Find the string "kubectl" in the listing below and return each line it appears in.
SOURCE MATERIAL below:
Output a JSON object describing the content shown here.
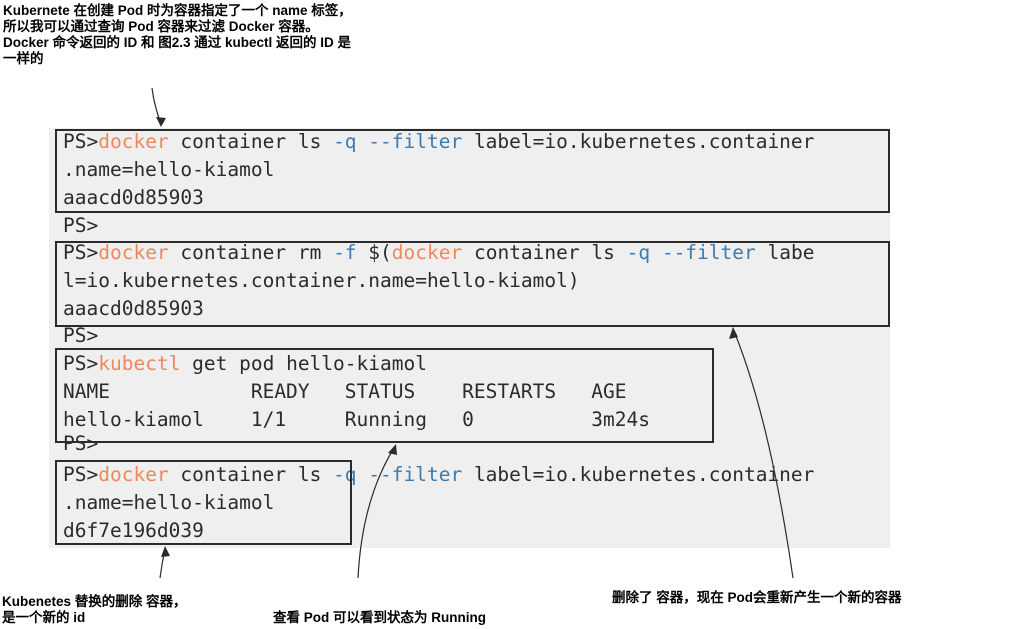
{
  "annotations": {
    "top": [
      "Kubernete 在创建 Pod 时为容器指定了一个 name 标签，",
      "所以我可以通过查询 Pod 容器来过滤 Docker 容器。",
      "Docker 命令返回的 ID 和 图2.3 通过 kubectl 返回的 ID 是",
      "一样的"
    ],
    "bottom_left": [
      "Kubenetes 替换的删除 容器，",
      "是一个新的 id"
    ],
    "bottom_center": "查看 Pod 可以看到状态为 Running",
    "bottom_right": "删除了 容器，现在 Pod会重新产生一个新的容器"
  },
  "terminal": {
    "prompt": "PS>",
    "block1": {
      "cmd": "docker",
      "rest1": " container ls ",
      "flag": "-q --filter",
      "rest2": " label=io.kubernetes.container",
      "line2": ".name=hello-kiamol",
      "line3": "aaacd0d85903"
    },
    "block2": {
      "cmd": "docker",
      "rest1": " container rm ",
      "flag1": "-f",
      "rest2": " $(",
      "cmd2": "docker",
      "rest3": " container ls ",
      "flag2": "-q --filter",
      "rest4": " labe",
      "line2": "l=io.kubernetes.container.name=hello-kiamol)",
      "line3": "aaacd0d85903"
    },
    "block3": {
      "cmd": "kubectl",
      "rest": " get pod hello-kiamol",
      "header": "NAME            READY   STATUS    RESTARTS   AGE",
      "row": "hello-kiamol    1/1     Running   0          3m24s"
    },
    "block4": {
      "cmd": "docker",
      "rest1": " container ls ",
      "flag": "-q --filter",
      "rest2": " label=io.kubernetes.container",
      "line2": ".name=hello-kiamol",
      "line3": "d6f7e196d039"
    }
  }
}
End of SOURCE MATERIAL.
## RESULT OF THE EXERCISE
      "Docker 命令返回的 ID 和 图2.3 通过 kubectl 返回的 ID 是",
      "cmd": "kubectl",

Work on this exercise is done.